> _WHAT THE TASK ASKS_: In full and without alteration, write out the records.

Dataset rows for apps and sites:
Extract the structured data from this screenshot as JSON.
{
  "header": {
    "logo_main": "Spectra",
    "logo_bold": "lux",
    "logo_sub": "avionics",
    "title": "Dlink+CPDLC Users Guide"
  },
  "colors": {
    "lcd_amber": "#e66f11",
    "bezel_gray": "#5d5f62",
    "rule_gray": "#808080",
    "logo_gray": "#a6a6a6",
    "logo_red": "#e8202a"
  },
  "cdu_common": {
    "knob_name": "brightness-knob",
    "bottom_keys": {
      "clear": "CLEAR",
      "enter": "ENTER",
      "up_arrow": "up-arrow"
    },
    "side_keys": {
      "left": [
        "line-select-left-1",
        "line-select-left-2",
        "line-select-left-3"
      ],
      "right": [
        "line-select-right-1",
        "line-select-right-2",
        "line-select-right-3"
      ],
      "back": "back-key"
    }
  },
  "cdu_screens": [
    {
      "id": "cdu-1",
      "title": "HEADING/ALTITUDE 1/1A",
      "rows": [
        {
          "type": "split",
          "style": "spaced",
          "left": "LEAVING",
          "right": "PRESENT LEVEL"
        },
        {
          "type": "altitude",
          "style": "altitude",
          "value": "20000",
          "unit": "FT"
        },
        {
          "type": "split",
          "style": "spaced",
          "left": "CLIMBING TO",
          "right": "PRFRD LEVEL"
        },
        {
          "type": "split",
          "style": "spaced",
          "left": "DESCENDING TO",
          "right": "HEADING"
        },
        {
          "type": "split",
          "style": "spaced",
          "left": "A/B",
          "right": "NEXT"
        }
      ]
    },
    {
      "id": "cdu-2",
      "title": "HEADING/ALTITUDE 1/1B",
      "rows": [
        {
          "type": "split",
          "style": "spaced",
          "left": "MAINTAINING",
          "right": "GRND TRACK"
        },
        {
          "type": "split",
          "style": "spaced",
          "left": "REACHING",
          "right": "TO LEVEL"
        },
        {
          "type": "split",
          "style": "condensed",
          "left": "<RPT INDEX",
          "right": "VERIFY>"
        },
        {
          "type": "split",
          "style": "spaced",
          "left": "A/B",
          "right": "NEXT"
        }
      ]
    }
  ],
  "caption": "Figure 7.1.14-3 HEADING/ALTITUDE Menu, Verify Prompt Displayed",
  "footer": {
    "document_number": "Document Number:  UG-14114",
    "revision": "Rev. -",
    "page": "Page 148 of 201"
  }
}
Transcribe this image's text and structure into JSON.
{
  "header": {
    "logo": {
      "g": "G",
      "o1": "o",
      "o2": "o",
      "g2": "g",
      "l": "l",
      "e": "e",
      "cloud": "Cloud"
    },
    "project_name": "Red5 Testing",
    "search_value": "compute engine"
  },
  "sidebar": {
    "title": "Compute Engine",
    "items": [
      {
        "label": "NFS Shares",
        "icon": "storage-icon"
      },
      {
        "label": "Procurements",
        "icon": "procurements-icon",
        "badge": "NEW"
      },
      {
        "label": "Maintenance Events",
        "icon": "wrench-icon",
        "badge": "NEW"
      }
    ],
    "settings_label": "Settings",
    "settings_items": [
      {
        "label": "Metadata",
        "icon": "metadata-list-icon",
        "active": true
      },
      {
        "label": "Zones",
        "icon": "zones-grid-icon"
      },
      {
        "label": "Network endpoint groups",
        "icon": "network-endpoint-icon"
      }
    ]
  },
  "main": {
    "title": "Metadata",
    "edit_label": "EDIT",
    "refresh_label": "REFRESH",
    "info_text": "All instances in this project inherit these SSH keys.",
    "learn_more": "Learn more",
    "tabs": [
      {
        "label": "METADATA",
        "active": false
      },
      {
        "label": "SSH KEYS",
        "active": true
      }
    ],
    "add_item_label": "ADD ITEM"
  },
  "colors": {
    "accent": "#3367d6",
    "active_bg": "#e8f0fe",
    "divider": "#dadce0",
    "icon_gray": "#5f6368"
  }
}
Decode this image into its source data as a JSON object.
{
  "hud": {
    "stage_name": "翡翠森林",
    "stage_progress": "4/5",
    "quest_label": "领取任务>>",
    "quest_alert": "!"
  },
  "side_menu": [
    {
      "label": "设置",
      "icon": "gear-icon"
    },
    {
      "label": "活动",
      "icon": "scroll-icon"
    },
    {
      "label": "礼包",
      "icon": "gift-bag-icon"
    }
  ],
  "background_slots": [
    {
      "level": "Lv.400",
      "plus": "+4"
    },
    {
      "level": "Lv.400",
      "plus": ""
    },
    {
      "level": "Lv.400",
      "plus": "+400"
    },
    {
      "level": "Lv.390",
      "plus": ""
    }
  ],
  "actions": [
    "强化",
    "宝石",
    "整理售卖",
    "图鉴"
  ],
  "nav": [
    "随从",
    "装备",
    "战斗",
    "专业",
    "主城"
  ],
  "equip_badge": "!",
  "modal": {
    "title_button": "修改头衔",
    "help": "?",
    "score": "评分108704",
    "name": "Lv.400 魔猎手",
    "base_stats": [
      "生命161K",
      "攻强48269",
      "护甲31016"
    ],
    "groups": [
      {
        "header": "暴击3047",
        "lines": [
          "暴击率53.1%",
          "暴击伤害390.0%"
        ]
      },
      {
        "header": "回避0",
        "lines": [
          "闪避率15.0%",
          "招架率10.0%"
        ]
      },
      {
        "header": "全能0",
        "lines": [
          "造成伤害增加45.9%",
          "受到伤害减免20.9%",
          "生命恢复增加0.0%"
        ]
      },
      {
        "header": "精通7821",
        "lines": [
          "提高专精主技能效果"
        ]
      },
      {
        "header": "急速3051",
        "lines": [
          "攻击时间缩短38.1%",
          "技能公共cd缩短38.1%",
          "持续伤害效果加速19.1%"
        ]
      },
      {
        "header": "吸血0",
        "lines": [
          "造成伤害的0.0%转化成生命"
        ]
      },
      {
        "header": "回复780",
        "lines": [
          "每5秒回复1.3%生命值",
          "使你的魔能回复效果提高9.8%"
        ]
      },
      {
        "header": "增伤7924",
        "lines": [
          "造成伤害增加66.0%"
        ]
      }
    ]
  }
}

> _WRITTEN REPLY_:
Extract the structured data from this screenshot as JSON.
{
  "header": {
    "logo_main": "Spectra",
    "logo_bold": "lux",
    "logo_sub": "avionics",
    "title": "Dlink+CPDLC Users Guide"
  },
  "colors": {
    "lcd_amber": "#e66f11",
    "bezel_gray": "#5d5f62",
    "rule_gray": "#808080",
    "logo_gray": "#a6a6a6",
    "logo_red": "#e8202a"
  },
  "cdu_common": {
    "knob_name": "brightness-knob",
    "bottom_keys": {
      "clear": "CLEAR",
      "enter": "ENTER",
      "up_arrow": "up-arrow"
    },
    "side_keys": {
      "left": [
        "line-select-left-1",
        "line-select-left-2",
        "line-select-left-3"
      ],
      "right": [
        "line-select-right-1",
        "line-select-right-2",
        "line-select-right-3"
      ],
      "back": "back-key"
    }
  },
  "cdu_screens": [
    {
      "id": "cdu-1",
      "title": "HEADING/ALTITUDE 1/1A",
      "rows": [
        {
          "type": "split",
          "style": "spaced",
          "left": "LEAVING",
          "right": "PRESENT LEVEL"
        },
        {
          "type": "altitude",
          "style": "altitude",
          "value": "20000",
          "unit": "FT"
        },
        {
          "type": "split",
          "style": "spaced",
          "left": "CLIMBING TO",
          "right": "PRFRD LEVEL"
        },
        {
          "type": "split",
          "style": "spaced",
          "left": "DESCENDING TO",
          "right": "HEADING"
        },
        {
          "type": "split",
          "style": "spaced",
          "left": "A/B",
          "right": "NEXT"
        }
      ]
    },
    {
      "id": "cdu-2",
      "title": "HEADING/ALTITUDE 1/1B",
      "rows": [
        {
          "type": "split",
          "style": "spaced",
          "left": "MAINTAINING",
          "right": "GRND TRACK"
        },
        {
          "type": "split",
          "style": "spaced",
          "left": "REACHING",
          "right": "TO LEVEL"
        },
        {
          "type": "split",
          "style": "condensed",
          "left": "<RPT INDEX",
          "right": "VERIFY>"
        },
        {
          "type": "split",
          "style": "spaced",
          "left": "A/B",
          "right": "NEXT"
        }
      ]
    }
  ],
  "caption": "Figure 7.1.14-3 HEADING/ALTITUDE Menu, Verify Prompt Displayed",
  "footer": {
    "document_number": "Document Number:  UG-14114",
    "revision": "Rev. -",
    "page": "Page 148 of 201"
  }
}
Transcribe this image's text and structure into JSON.
{
  "header": {
    "logo": {
      "g": "G",
      "o1": "o",
      "o2": "o",
      "g2": "g",
      "l": "l",
      "e": "e",
      "cloud": "Cloud"
    },
    "project_name": "Red5 Testing",
    "search_value": "compute engine"
  },
  "sidebar": {
    "title": "Compute Engine",
    "items": [
      {
        "label": "NFS Shares",
        "icon": "storage-icon"
      },
      {
        "label": "Procurements",
        "icon": "procurements-icon",
        "badge": "NEW"
      },
      {
        "label": "Maintenance Events",
        "icon": "wrench-icon",
        "badge": "NEW"
      }
    ],
    "settings_label": "Settings",
    "settings_items": [
      {
        "label": "Metadata",
        "icon": "metadata-list-icon",
        "active": true
      },
      {
        "label": "Zones",
        "icon": "zones-grid-icon"
      },
      {
        "label": "Network endpoint groups",
        "icon": "network-endpoint-icon"
      }
    ]
  },
  "main": {
    "title": "Metadata",
    "edit_label": "EDIT",
    "refresh_label": "REFRESH",
    "info_text": "All instances in this project inherit these SSH keys.",
    "learn_more": "Learn more",
    "tabs": [
      {
        "label": "METADATA",
        "active": false
      },
      {
        "label": "SSH KEYS",
        "active": true
      }
    ],
    "add_item_label": "ADD ITEM"
  },
  "colors": {
    "accent": "#3367d6",
    "active_bg": "#e8f0fe",
    "divider": "#dadce0",
    "icon_gray": "#5f6368"
  }
}
Decode this image into its source data as a JSON object.
{
  "hud": {
    "stage_name": "翡翠森林",
    "stage_progress": "4/5",
    "quest_label": "领取任务>>",
    "quest_alert": "!"
  },
  "side_menu": [
    {
      "label": "设置",
      "icon": "gear-icon"
    },
    {
      "label": "活动",
      "icon": "scroll-icon"
    },
    {
      "label": "礼包",
      "icon": "gift-bag-icon"
    }
  ],
  "background_slots": [
    {
      "level": "Lv.400",
      "plus": "+4"
    },
    {
      "level": "Lv.400",
      "plus": ""
    },
    {
      "level": "Lv.400",
      "plus": "+400"
    },
    {
      "level": "Lv.390",
      "plus": ""
    }
  ],
  "actions": [
    "强化",
    "宝石",
    "整理售卖",
    "图鉴"
  ],
  "nav": [
    "随从",
    "装备",
    "战斗",
    "专业",
    "主城"
  ],
  "equip_badge": "!",
  "modal": {
    "title_button": "修改头衔",
    "help": "?",
    "score": "评分108704",
    "name": "Lv.400 魔猎手",
    "base_stats": [
      "生命161K",
      "攻强48269",
      "护甲31016"
    ],
    "groups": [
      {
        "header": "暴击3047",
        "lines": [
          "暴击率53.1%",
          "暴击伤害390.0%"
        ]
      },
      {
        "header": "回避0",
        "lines": [
          "闪避率15.0%",
          "招架率10.0%"
        ]
      },
      {
        "header": "全能0",
        "lines": [
          "造成伤害增加45.9%",
          "受到伤害减免20.9%",
          "生命恢复增加0.0%"
        ]
      },
      {
        "header": "精通7821",
        "lines": [
          "提高专精主技能效果"
        ]
      },
      {
        "header": "急速3051",
        "lines": [
          "攻击时间缩短38.1%",
          "技能公共cd缩短38.1%",
          "持续伤害效果加速19.1%"
        ]
      },
      {
        "header": "吸血0",
        "lines": [
          "造成伤害的0.0%转化成生命"
        ]
      },
      {
        "header": "回复780",
        "lines": [
          "每5秒回复1.3%生命值",
          "使你的魔能回复效果提高9.8%"
        ]
      },
      {
        "header": "增伤7924",
        "lines": [
          "造成伤害增加66.0%"
        ]
      }
    ]
  }
}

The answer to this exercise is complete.